---------- GIVEN ENTRIES ----------

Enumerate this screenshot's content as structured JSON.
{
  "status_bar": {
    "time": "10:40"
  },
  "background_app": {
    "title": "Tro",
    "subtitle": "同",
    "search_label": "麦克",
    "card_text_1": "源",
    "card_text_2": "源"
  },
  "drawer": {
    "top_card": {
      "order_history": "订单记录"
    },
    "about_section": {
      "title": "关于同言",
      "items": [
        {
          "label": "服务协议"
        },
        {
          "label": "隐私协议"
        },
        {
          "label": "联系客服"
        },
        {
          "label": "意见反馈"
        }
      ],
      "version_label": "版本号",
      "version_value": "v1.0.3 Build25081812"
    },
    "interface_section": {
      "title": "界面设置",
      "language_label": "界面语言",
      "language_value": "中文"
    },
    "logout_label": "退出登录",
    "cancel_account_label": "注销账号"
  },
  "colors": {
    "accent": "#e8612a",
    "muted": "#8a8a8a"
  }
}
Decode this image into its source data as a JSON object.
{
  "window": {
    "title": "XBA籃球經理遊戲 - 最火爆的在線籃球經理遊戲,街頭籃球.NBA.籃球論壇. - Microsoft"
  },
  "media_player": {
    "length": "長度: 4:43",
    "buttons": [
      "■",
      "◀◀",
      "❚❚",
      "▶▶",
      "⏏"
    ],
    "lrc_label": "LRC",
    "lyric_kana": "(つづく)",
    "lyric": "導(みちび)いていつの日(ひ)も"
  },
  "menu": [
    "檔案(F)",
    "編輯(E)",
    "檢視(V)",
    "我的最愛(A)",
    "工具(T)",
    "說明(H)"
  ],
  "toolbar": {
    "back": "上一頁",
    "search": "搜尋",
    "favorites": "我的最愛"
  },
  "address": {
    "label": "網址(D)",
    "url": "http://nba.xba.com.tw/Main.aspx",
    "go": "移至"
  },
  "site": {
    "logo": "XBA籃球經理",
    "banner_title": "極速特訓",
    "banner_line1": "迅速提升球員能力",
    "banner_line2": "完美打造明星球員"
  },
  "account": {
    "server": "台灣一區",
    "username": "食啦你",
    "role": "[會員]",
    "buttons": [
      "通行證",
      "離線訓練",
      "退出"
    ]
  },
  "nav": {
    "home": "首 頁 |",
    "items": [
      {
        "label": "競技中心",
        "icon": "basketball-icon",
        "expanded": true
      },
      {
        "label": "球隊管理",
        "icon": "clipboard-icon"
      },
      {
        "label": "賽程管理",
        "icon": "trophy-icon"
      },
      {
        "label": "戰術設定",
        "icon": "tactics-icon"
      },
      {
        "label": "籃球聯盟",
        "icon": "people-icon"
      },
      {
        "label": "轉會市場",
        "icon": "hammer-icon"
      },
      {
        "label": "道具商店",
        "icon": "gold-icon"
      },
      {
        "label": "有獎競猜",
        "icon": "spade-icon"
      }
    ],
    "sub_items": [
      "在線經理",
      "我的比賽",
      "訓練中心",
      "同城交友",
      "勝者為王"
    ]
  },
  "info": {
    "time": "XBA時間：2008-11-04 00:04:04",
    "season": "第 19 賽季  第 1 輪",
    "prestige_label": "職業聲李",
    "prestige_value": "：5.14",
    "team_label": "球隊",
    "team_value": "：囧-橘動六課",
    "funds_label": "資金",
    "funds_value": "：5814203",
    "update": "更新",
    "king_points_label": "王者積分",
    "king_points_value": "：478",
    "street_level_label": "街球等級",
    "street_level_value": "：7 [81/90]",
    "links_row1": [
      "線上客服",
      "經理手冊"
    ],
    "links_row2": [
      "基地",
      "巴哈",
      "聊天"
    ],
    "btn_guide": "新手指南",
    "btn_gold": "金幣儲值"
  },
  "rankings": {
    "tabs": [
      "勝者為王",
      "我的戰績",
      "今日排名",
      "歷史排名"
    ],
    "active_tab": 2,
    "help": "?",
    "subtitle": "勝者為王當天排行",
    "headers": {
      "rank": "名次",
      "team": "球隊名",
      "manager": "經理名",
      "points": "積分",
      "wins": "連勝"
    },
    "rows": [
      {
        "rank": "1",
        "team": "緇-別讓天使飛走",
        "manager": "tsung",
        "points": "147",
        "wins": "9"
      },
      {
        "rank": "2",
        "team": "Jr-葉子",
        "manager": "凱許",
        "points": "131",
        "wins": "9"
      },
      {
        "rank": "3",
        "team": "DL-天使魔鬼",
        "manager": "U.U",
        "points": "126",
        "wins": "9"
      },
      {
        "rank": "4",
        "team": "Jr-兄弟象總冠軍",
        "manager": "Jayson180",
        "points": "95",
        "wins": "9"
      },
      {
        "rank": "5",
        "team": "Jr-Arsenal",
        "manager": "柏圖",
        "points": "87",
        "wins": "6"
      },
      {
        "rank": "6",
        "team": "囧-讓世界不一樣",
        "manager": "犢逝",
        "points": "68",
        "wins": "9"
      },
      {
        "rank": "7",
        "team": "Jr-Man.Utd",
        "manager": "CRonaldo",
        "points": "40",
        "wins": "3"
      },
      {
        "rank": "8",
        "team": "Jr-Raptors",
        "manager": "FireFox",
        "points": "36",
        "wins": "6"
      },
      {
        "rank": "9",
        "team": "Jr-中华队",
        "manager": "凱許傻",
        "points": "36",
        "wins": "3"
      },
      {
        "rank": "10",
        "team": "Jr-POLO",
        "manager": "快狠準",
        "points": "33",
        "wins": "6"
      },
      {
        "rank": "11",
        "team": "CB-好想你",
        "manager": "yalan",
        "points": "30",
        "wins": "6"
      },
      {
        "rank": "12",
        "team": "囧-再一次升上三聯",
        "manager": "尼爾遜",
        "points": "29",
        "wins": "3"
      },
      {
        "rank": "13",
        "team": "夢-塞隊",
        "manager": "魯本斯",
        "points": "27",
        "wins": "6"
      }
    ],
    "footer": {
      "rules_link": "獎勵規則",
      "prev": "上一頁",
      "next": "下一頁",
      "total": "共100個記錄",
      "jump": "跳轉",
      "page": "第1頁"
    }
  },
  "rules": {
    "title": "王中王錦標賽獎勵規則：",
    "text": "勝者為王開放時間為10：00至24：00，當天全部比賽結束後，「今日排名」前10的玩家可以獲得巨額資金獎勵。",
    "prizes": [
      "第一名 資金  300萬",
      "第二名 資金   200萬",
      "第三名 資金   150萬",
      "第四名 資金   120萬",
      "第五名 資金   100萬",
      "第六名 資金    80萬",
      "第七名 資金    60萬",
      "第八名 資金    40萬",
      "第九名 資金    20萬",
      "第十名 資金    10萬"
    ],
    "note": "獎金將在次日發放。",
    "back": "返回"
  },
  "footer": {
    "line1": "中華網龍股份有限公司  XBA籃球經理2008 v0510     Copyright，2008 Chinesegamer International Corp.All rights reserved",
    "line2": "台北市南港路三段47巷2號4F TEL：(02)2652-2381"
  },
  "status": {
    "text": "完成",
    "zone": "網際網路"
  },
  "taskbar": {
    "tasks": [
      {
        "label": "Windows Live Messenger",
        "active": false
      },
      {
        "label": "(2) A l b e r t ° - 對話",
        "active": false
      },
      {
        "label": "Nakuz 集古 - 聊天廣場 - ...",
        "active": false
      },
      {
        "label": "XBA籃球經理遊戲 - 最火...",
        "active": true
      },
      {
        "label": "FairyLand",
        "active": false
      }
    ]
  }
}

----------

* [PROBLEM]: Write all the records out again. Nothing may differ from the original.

* [SOLUTION]:
Enumerate this screenshot's content as structured JSON.
{
  "status_bar": {
    "time": "10:40"
  },
  "background_app": {
    "title": "Tro",
    "subtitle": "同",
    "search_label": "麦克",
    "card_text_1": "源",
    "card_text_2": "源"
  },
  "drawer": {
    "top_card": {
      "order_history": "订单记录"
    },
    "about_section": {
      "title": "关于同言",
      "items": [
        {
          "label": "服务协议"
        },
        {
          "label": "隐私协议"
        },
        {
          "label": "联系客服"
        },
        {
          "label": "意见反馈"
        }
      ],
      "version_label": "版本号",
      "version_value": "v1.0.3 Build25081812"
    },
    "interface_section": {
      "title": "界面设置",
      "language_label": "界面语言",
      "language_value": "中文"
    },
    "logout_label": "退出登录",
    "cancel_account_label": "注销账号"
  },
  "colors": {
    "accent": "#e8612a",
    "muted": "#8a8a8a"
  }
}
Decode this image into its source data as a JSON object.
{
  "window": {
    "title": "XBA籃球經理遊戲 - 最火爆的在線籃球經理遊戲,街頭籃球.NBA.籃球論壇. - Microsoft"
  },
  "media_player": {
    "length": "長度: 4:43",
    "buttons": [
      "■",
      "◀◀",
      "❚❚",
      "▶▶",
      "⏏"
    ],
    "lrc_label": "LRC",
    "lyric_kana": "(つづく)",
    "lyric": "導(みちび)いていつの日(ひ)も"
  },
  "menu": [
    "檔案(F)",
    "編輯(E)",
    "檢視(V)",
    "我的最愛(A)",
    "工具(T)",
    "說明(H)"
  ],
  "toolbar": {
    "back": "上一頁",
    "search": "搜尋",
    "favorites": "我的最愛"
  },
  "address": {
    "label": "網址(D)",
    "url": "http://nba.xba.com.tw/Main.aspx",
    "go": "移至"
  },
  "site": {
    "logo": "XBA籃球經理",
    "banner_title": "極速特訓",
    "banner_line1": "迅速提升球員能力",
    "banner_line2": "完美打造明星球員"
  },
  "account": {
    "server": "台灣一區",
    "username": "食啦你",
    "role": "[會員]",
    "buttons": [
      "通行證",
      "離線訓練",
      "退出"
    ]
  },
  "nav": {
    "home": "首 頁 |",
    "items": [
      {
        "label": "競技中心",
        "icon": "basketball-icon",
        "expanded": true
      },
      {
        "label": "球隊管理",
        "icon": "clipboard-icon"
      },
      {
        "label": "賽程管理",
        "icon": "trophy-icon"
      },
      {
        "label": "戰術設定",
        "icon": "tactics-icon"
      },
      {
        "label": "籃球聯盟",
        "icon": "people-icon"
      },
      {
        "label": "轉會市場",
        "icon": "hammer-icon"
      },
      {
        "label": "道具商店",
        "icon": "gold-icon"
      },
      {
        "label": "有獎競猜",
        "icon": "spade-icon"
      }
    ],
    "sub_items": [
      "在線經理",
      "我的比賽",
      "訓練中心",
      "同城交友",
      "勝者為王"
    ]
  },
  "info": {
    "time": "XBA時間：2008-11-04 00:04:04",
    "season": "第 19 賽季  第 1 輪",
    "prestige_label": "職業聲李",
    "prestige_value": "：5.14",
    "team_label": "球隊",
    "team_value": "：囧-橘動六課",
    "funds_label": "資金",
    "funds_value": "：5814203",
    "update": "更新",
    "king_points_label": "王者積分",
    "king_points_value": "：478",
    "street_level_label": "街球等級",
    "street_level_value": "：7 [81/90]",
    "links_row1": [
      "線上客服",
      "經理手冊"
    ],
    "links_row2": [
      "基地",
      "巴哈",
      "聊天"
    ],
    "btn_guide": "新手指南",
    "btn_gold": "金幣儲值"
  },
  "rankings": {
    "tabs": [
      "勝者為王",
      "我的戰績",
      "今日排名",
      "歷史排名"
    ],
    "active_tab": 2,
    "help": "?",
    "subtitle": "勝者為王當天排行",
    "headers": {
      "rank": "名次",
      "team": "球隊名",
      "manager": "經理名",
      "points": "積分",
      "wins": "連勝"
    },
    "rows": [
      {
        "rank": "1",
        "team": "緇-別讓天使飛走",
        "manager": "tsung",
        "points": "147",
        "wins": "9"
      },
      {
        "rank": "2",
        "team": "Jr-葉子",
        "manager": "凱許",
        "points": "131",
        "wins": "9"
      },
      {
        "rank": "3",
        "team": "DL-天使魔鬼",
        "manager": "U.U",
        "points": "126",
        "wins": "9"
      },
      {
        "rank": "4",
        "team": "Jr-兄弟象總冠軍",
        "manager": "Jayson180",
        "points": "95",
        "wins": "9"
      },
      {
        "rank": "5",
        "team": "Jr-Arsenal",
        "manager": "柏圖",
        "points": "87",
        "wins": "6"
      },
      {
        "rank": "6",
        "team": "囧-讓世界不一樣",
        "manager": "犢逝",
        "points": "68",
        "wins": "9"
      },
      {
        "rank": "7",
        "team": "Jr-Man.Utd",
        "manager": "CRonaldo",
        "points": "40",
        "wins": "3"
      },
      {
        "rank": "8",
        "team": "Jr-Raptors",
        "manager": "FireFox",
        "points": "36",
        "wins": "6"
      },
      {
        "rank": "9",
        "team": "Jr-中华队",
        "manager": "凱許傻",
        "points": "36",
        "wins": "3"
      },
      {
        "rank": "10",
        "team": "Jr-POLO",
        "manager": "快狠準",
        "points": "33",
        "wins": "6"
      },
      {
        "rank": "11",
        "team": "CB-好想你",
        "manager": "yalan",
        "points": "30",
        "wins": "6"
      },
      {
        "rank": "12",
        "team": "囧-再一次升上三聯",
        "manager": "尼爾遜",
        "points": "29",
        "wins": "3"
      },
      {
        "rank": "13",
        "team": "夢-塞隊",
        "manager": "魯本斯",
        "points": "27",
        "wins": "6"
      }
    ],
    "footer": {
      "rules_link": "獎勵規則",
      "prev": "上一頁",
      "next": "下一頁",
      "total": "共100個記錄",
      "jump": "跳轉",
      "page": "第1頁"
    }
  },
  "rules": {
    "title": "王中王錦標賽獎勵規則：",
    "text": "勝者為王開放時間為10：00至24：00，當天全部比賽結束後，「今日排名」前10的玩家可以獲得巨額資金獎勵。",
    "prizes": [
      "第一名 資金  300萬",
      "第二名 資金   200萬",
      "第三名 資金   150萬",
      "第四名 資金   120萬",
      "第五名 資金   100萬",
      "第六名 資金    80萬",
      "第七名 資金    60萬",
      "第八名 資金    40萬",
      "第九名 資金    20萬",
      "第十名 資金    10萬"
    ],
    "note": "獎金將在次日發放。",
    "back": "返回"
  },
  "footer": {
    "line1": "中華網龍股份有限公司  XBA籃球經理2008 v0510     Copyright，2008 Chinesegamer International Corp.All rights reserved",
    "line2": "台北市南港路三段47巷2號4F TEL：(02)2652-2381"
  },
  "status": {
    "text": "完成",
    "zone": "網際網路"
  },
  "taskbar": {
    "tasks": [
      {
        "label": "Windows Live Messenger",
        "active": false
      },
      {
        "label": "(2) A l b e r t ° - 對話",
        "active": false
      },
      {
        "label": "Nakuz 集古 - 聊天廣場 - ...",
        "active": false
      },
      {
        "label": "XBA籃球經理遊戲 - 最火...",
        "active": true
      },
      {
        "label": "FairyLand",
        "active": false
      }
    ]
  }
}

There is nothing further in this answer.